### CuriosciFri, 2020-10-02 10:42

Hi,

I have worked with yr 2 students in science and we have generally just focused on forces rather than forces and energy.

Yr 2 Physical sciences from Australian Curriculum: A push or a pull affects how an object moves or changes shape.

In terms of some simple energy activities you could look at using a battery with an LED or small light bulb to make it light up. Or use one of the torches that has a crank handle rather than a battery so that you turn the handle converting kinetic to electrical to light energy (IKEA used to have these for quite cheap). The old pinwheel looking at size of wings or distance from fan. Rubbing hands together to make heat. Could look at static electricity and connect it to getting a shock in the playground if the slide is make of plastic. Rocket balloons and/or cars can be a fun exploration of elastic energy and forces as you can also look at how the shape of the balloon changes. If connecting to safety you could try water balloons (or eggs depending on allergies) as your "student" or "crash test dummy". Looking at dropping the water balloon from the playground vs throwing it from the same height, or in a vehicle looking at the amount of force used to push the vehicle and what happens to the balloon when the vehicle crashes, whether the balloon is strapped in or not. If you are lucky enough to have access to iPads, videoing in slow motion could add in some interesting discussion.

Not sure how helpful this is, but hopefully sparks an direction for you. Here is a video with some older students looking at designing safety for their egg driver.
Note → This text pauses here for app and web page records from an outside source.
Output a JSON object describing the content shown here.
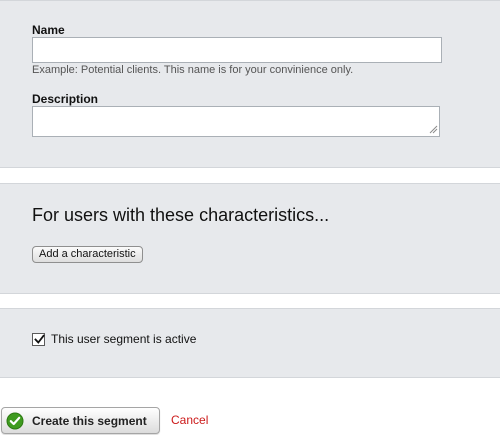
{
  "details": {
    "name_label": "Name",
    "name_value": "",
    "name_hint": "Example: Potential clients. This name is for your convinience only.",
    "description_label": "Description",
    "description_value": ""
  },
  "characteristics": {
    "heading": "For users with these characteristics...",
    "add_button_label": "Add a characteristic"
  },
  "status": {
    "active_label": "This user segment is active",
    "active_checked": true
  },
  "actions": {
    "submit_label": "Create this segment",
    "cancel_label": "Cancel"
  },
  "colors": {
    "panel_background": "#e7e9ec",
    "cancel_link": "#cc1a1a",
    "success_icon": "#3f9b1f"
  },
  "icons": {
    "submit": "checkmark-circle-icon",
    "checkbox": "checkmark-icon"
  }
}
https://youtu.be/prFO0uIuoYw

The other site that maybe worth looking at is Engineering is Elementary.

Good luck!

### javraamFri, 2020-10-02 11:51

These are all wonderful ideas and are a lot more engaging than the activities I found. It will definitely make planning my program a lot easier. I am looking forward to giving it a go.

Thank you!